## [What the task requires]
Looking through the data below, work out how many lines have the word "selected". Reply with that number only.
[Task material — start]
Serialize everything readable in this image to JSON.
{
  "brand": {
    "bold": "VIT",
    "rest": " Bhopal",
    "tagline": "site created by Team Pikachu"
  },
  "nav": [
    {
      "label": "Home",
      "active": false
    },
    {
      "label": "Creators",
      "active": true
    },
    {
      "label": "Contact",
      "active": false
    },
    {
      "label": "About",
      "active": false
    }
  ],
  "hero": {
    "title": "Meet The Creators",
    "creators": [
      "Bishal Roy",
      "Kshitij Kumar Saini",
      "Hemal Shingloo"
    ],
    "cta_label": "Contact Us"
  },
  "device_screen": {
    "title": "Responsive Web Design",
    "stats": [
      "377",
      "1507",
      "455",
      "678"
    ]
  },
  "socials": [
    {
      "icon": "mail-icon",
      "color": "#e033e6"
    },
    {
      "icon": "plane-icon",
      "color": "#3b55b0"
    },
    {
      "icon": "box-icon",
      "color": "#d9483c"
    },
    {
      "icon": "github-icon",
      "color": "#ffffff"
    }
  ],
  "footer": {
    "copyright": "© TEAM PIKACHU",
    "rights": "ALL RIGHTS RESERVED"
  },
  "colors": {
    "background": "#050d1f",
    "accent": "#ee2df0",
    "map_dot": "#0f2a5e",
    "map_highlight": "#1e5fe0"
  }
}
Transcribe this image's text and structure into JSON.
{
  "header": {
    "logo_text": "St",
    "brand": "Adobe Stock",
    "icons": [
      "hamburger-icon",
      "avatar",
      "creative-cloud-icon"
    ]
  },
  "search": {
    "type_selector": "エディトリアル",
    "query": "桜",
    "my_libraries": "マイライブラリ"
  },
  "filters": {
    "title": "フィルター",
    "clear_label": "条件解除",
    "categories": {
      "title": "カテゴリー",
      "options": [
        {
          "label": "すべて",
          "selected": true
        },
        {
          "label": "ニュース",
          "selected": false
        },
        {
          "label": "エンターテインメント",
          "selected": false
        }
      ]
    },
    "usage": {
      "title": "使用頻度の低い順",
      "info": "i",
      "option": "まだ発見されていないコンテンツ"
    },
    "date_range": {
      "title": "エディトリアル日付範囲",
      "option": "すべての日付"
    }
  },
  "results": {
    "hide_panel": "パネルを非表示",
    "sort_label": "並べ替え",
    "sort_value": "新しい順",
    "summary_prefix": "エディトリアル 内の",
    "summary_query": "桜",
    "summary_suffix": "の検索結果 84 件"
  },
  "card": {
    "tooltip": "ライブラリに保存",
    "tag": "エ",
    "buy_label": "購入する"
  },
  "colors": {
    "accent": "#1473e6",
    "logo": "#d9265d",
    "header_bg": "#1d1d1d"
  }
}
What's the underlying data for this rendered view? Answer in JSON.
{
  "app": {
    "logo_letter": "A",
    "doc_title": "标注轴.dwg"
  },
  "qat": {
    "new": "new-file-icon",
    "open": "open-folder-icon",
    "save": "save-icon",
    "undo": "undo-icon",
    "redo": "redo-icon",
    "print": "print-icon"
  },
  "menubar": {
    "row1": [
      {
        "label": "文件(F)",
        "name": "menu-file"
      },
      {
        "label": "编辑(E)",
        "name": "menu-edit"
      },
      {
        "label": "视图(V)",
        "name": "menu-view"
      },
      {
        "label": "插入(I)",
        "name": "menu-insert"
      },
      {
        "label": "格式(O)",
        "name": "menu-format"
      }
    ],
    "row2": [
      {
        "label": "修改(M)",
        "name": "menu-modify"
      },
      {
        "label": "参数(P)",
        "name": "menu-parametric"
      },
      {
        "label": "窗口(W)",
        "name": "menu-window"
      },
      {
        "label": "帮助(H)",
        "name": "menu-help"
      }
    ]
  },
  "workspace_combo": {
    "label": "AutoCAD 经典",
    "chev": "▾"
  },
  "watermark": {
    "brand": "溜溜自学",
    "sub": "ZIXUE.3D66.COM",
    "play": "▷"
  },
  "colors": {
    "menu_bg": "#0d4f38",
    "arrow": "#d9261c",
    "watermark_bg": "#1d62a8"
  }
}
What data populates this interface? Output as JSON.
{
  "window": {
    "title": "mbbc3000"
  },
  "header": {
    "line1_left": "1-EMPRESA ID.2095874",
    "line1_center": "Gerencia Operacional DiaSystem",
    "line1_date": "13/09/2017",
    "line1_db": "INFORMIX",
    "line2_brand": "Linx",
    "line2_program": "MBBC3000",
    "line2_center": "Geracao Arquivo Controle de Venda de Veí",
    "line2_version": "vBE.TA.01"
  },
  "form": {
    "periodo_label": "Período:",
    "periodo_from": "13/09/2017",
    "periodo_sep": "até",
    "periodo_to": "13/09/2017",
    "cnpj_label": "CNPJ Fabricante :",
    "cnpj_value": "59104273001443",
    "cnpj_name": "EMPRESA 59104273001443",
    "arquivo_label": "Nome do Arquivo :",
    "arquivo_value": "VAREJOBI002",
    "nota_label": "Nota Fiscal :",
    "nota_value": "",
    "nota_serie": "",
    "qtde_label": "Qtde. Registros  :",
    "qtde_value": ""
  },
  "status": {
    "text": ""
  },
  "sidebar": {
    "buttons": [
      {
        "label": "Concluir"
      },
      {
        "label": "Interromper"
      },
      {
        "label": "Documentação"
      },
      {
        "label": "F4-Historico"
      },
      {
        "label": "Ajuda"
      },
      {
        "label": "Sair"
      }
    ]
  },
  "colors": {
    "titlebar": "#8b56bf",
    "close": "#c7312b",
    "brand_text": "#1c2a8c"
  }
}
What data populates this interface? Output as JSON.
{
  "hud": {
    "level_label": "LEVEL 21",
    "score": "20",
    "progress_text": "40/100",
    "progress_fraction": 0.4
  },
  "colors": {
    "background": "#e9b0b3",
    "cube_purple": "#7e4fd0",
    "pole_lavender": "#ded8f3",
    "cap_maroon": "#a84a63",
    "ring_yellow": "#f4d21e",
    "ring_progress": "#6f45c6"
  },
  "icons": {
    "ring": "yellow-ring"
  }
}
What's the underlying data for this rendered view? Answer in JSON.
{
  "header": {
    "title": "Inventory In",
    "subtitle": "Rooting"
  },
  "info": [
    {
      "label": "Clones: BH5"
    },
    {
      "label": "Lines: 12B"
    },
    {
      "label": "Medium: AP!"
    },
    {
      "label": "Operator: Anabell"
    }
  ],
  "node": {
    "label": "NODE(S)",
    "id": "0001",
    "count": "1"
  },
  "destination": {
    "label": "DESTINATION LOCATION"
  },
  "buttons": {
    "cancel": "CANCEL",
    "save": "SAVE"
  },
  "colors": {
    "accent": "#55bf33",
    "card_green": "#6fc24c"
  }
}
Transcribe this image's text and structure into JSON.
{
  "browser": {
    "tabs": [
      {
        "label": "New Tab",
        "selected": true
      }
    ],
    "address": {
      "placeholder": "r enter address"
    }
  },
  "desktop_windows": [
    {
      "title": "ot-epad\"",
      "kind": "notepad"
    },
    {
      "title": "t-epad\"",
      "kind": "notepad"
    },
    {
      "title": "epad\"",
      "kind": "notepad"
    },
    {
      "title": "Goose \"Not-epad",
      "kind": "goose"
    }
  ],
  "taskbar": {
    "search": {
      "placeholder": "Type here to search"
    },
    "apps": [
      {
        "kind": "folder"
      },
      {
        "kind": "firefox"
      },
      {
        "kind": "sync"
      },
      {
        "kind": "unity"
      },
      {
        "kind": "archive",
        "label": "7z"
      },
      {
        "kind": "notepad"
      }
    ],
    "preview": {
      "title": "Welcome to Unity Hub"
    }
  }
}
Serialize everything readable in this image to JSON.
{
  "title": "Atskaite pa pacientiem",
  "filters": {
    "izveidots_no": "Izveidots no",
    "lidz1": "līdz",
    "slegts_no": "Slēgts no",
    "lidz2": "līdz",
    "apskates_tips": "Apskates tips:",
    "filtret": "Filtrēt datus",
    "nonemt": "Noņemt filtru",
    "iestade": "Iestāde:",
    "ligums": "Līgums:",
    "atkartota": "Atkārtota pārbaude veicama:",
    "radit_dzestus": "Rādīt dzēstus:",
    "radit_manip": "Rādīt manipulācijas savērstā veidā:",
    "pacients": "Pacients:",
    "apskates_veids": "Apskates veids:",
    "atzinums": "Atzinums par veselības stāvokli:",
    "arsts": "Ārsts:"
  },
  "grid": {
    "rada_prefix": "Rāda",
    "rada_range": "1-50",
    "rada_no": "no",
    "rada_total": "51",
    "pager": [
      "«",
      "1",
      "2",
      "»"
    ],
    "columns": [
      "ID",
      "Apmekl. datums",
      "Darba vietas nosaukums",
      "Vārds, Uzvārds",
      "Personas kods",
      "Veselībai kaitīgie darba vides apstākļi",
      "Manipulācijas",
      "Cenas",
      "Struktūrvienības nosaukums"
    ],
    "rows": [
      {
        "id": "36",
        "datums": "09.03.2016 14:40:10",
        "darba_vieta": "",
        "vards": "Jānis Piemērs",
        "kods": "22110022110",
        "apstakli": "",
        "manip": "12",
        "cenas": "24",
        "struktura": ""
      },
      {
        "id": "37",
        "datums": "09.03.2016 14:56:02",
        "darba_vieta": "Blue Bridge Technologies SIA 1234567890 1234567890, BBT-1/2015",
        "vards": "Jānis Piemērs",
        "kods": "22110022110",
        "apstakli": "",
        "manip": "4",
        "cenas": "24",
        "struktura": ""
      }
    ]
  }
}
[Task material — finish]
## [Final answer]
4